This essay is a beautiful story about the writer’s relationship with their grandpa. We’ve watched the progression of this idea through each major stage of the writing process: brainstorming, free writing, drafting, and final version.
See how all the pieces have come together? The student’s essay is strengths-based and showcases the values they were going for. Let’s break it down a little more.
Strengths: Care & compassion, creativity
What this essay does well:
- This writer opens the essay with an intriguing hook that draws us in and makes us want to learn more.
- As readers, we get a clear sense of the writer’s personality and values. These characteristics are showcased through the writer’s relationship with their grandpa.
- The writer uses a “Going on a Journey” essay structure. It’s clearly organized, and the grandfather’s moment of disappointment makes for a subtle but significant inciting incident.
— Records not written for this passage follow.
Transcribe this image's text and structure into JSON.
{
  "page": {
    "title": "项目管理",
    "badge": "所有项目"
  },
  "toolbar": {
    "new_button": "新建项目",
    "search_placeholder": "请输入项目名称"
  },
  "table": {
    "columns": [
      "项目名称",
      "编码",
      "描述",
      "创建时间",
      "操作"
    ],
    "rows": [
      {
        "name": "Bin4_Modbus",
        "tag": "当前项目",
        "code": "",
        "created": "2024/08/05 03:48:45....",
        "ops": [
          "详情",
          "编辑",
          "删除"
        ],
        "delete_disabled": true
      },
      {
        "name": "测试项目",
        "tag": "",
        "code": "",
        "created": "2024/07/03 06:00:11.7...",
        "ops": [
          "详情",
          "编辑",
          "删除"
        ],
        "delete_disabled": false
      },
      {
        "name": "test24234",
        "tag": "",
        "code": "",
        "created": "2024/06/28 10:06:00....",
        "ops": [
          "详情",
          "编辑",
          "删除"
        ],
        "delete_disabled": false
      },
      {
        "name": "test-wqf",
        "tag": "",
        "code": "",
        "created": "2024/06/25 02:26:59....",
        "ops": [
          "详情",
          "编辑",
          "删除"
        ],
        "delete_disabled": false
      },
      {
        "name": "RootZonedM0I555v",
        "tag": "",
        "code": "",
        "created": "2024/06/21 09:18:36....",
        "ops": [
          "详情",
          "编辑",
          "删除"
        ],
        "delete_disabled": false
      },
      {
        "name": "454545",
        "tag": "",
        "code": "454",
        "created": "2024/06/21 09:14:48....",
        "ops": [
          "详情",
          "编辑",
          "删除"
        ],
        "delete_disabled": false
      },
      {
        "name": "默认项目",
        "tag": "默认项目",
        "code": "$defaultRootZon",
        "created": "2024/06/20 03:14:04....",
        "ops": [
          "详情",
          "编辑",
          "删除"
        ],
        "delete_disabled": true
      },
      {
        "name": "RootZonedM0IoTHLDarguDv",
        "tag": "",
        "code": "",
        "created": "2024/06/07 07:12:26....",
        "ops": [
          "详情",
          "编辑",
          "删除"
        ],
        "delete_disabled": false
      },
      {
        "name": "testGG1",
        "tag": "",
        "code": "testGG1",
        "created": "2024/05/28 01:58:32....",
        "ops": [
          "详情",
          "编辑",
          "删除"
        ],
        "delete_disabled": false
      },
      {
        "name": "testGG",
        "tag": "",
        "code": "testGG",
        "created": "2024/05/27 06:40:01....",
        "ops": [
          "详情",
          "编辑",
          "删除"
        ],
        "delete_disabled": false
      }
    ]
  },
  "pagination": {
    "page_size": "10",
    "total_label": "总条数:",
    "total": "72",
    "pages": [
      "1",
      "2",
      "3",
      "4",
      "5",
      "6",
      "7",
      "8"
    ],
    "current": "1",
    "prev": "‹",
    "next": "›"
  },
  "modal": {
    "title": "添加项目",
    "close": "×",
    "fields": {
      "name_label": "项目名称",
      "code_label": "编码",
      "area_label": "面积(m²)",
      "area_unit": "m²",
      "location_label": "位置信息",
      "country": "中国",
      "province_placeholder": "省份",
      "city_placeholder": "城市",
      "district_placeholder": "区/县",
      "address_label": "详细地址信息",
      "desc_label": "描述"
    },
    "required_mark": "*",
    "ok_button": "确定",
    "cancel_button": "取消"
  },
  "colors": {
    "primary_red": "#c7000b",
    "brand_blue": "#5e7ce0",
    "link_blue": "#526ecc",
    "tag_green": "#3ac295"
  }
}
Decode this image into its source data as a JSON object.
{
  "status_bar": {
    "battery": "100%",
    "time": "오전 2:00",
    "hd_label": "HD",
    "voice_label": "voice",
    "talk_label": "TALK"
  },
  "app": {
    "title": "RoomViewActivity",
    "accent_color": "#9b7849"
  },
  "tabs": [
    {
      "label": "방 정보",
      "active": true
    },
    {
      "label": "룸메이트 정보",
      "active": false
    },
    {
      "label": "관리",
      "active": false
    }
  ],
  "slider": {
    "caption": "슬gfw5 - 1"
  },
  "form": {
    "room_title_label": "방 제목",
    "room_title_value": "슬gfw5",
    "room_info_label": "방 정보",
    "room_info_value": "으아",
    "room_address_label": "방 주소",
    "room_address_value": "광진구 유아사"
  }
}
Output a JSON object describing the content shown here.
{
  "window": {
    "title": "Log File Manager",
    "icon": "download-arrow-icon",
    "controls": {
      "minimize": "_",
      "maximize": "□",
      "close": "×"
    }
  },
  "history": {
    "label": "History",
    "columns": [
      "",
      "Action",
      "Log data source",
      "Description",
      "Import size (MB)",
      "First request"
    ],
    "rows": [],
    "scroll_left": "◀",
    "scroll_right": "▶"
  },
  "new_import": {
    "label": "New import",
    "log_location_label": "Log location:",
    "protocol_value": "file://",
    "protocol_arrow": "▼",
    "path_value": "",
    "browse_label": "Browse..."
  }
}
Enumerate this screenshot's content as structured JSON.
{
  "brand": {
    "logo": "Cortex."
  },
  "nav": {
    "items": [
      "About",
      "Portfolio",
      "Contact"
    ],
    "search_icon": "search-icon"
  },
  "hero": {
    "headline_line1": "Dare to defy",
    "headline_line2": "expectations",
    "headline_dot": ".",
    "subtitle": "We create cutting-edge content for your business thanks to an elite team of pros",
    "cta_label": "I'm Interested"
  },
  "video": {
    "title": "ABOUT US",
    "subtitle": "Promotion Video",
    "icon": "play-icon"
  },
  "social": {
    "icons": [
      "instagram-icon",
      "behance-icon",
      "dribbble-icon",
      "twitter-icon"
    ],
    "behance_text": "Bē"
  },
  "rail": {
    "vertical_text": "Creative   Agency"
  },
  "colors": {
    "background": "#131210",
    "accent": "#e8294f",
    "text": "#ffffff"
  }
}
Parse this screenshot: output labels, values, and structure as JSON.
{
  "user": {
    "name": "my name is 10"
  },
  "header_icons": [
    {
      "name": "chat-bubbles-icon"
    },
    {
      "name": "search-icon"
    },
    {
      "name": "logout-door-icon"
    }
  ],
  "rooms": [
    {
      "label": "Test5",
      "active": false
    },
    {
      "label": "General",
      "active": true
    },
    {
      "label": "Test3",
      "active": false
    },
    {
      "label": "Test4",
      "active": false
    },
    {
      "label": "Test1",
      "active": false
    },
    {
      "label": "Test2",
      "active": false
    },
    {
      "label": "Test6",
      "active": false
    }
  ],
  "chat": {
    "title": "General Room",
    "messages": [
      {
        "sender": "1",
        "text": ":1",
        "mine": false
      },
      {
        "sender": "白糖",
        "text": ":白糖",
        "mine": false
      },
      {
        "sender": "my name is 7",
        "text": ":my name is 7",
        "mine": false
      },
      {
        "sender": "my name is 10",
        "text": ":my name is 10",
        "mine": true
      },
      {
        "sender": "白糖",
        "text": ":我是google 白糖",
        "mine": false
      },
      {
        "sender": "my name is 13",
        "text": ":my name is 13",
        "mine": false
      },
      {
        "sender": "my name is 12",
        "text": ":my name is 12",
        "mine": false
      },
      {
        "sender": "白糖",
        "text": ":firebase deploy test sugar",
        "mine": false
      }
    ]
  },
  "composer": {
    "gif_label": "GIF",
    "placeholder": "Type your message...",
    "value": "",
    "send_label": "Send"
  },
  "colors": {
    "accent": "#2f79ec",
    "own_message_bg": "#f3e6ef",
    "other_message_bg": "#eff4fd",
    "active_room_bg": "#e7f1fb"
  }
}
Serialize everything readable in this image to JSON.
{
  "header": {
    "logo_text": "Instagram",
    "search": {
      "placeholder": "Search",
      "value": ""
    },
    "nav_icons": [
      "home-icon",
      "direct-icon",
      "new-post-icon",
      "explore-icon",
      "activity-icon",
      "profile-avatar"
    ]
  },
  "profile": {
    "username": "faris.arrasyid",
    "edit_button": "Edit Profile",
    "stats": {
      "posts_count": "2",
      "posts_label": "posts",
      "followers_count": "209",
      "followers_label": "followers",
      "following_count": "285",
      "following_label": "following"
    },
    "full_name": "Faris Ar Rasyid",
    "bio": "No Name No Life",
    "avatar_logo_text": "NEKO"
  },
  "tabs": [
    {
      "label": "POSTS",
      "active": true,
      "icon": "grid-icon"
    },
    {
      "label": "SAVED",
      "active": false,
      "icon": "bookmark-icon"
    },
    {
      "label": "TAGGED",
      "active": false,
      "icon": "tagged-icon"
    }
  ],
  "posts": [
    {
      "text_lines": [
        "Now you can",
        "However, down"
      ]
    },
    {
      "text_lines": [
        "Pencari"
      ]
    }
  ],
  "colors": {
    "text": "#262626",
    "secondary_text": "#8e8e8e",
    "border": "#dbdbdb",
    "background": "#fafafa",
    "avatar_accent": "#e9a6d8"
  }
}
- The conclusion offers wonderful reflection, and the final sentence clearly ties back to the hook. Ending the essay this way sandwiches the main theme and ties everything together with a neat bow.
Keep in mind that this essay is likely only one essay in the student’s application. It will probably be accompanied by supplemental essays that round out the writer’s cohesive application narrative.
If you found that example helpful, we’ve compiled a bunch more (with admissions officer annotations) from writers just like you. Check out our complete list of college essay examples for more.
Writing your college essay will push you to write, reflect, and strategize on a whole other level. But we hope that you embrace the opportunity to spend time thinking about how you’ve gotten to where you are today. Doing so will help you get to where you want to go in the future.
With that, traveler, we’ve reached the end of this guide-to-end-all-guides. Congratulations, and thank you for joining us on the journey!
And if you want even more in-depth guidance, our video course, the Essay Academy, has even more admissions insights, step-by-step writing exercises, and standout essay examples to help you craft college essays that earn admission.
Until then. 👋
Every week, our team of former T15 admissions officers sends out an email with the best application tips based on your grade level. No BS—just our best advice straight to your inbox.